#### [EXERCISE DESCRIPTION]
Check every line of the entries below for the word "time", and copy the ones that have it.

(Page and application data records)
------------------------------

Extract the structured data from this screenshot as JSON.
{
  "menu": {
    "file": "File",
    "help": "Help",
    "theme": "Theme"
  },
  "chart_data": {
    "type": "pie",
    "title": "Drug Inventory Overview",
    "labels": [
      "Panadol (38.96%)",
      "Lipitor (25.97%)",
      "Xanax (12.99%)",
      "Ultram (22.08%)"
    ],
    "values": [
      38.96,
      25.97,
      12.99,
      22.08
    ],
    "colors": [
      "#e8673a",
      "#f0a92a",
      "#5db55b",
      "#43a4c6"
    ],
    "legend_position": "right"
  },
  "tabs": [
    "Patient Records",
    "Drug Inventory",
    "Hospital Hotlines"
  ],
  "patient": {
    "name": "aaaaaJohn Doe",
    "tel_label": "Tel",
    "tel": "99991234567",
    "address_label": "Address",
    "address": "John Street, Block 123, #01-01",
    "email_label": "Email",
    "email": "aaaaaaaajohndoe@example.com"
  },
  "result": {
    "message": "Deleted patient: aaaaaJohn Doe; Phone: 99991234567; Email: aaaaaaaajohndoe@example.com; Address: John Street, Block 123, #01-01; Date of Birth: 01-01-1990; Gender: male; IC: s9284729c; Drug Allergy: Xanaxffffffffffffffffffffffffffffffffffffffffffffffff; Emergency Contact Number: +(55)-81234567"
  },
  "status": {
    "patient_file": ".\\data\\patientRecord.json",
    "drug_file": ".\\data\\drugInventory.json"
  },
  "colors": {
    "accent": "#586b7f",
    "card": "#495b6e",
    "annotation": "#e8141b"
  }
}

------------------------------

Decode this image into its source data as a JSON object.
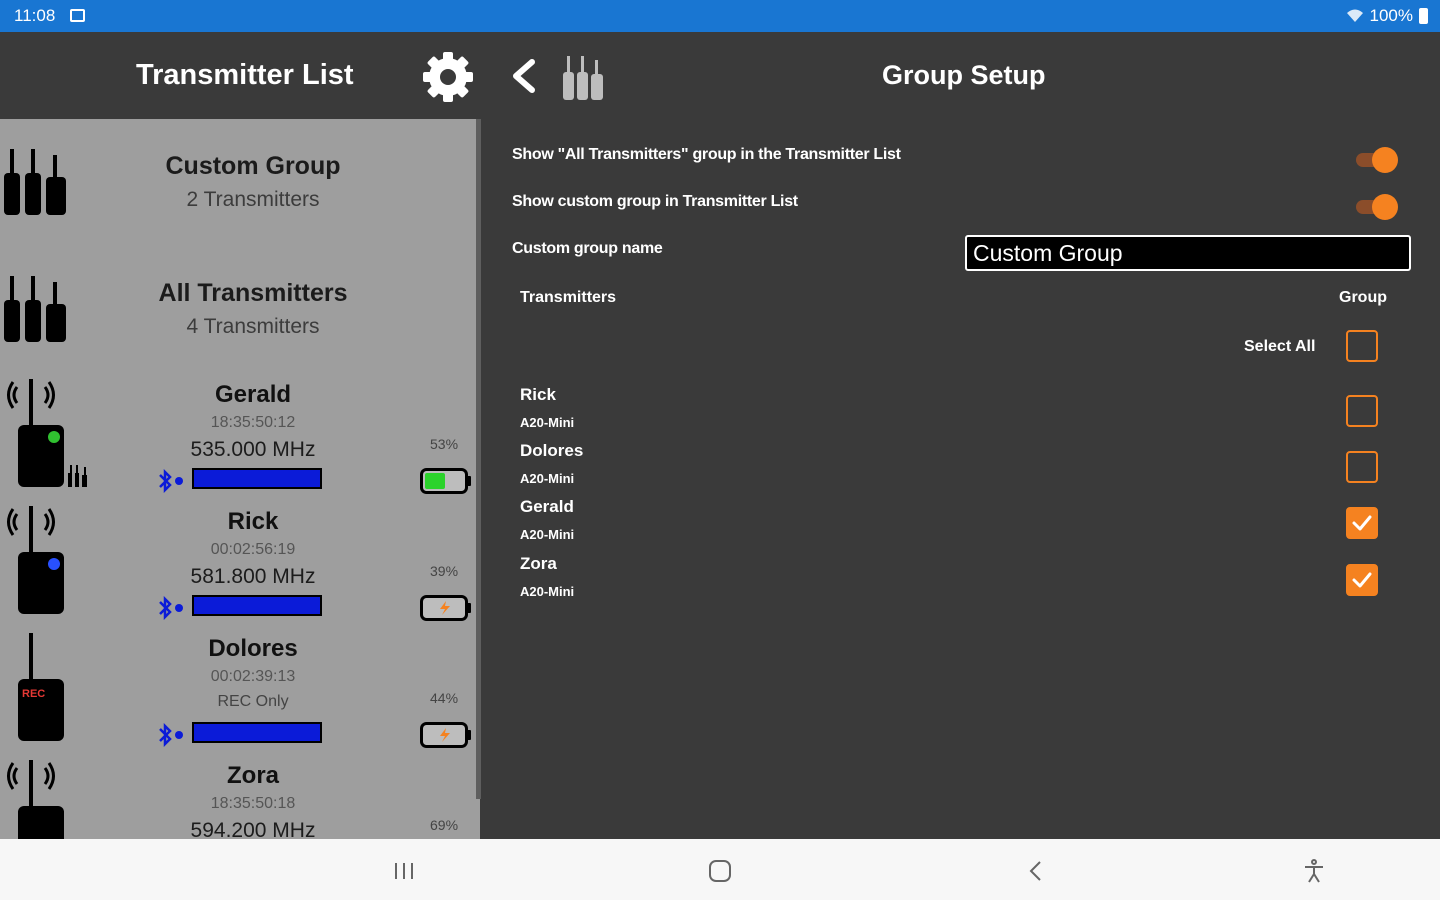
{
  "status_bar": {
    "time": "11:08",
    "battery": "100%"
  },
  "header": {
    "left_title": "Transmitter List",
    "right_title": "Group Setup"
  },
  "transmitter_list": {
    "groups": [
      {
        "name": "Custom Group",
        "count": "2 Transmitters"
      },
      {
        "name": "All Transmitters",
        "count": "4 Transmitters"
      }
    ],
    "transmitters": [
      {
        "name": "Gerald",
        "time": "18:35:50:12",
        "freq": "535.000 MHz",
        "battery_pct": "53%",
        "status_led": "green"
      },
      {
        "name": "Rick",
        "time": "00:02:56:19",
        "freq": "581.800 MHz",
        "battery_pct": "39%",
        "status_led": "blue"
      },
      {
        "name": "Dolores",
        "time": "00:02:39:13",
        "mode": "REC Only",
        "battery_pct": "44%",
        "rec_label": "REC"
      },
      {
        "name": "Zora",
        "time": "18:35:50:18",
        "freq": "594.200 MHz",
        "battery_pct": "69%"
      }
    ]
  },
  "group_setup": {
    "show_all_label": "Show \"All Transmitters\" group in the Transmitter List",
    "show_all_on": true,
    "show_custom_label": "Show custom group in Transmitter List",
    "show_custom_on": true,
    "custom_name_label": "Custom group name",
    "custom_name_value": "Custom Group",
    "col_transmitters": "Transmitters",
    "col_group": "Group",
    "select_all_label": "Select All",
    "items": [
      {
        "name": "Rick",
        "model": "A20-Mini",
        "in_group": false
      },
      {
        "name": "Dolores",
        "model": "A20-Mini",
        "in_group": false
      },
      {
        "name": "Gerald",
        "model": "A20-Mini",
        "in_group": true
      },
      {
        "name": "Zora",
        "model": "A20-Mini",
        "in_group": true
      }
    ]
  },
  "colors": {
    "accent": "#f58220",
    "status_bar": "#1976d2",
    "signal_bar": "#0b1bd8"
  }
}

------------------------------

#### [YOUR SOLUTION]
    "time": "11:08",
        "time": "18:35:50:12",
        "time": "00:02:56:19",
        "time": "00:02:39:13",
        "time": "18:35:50:18",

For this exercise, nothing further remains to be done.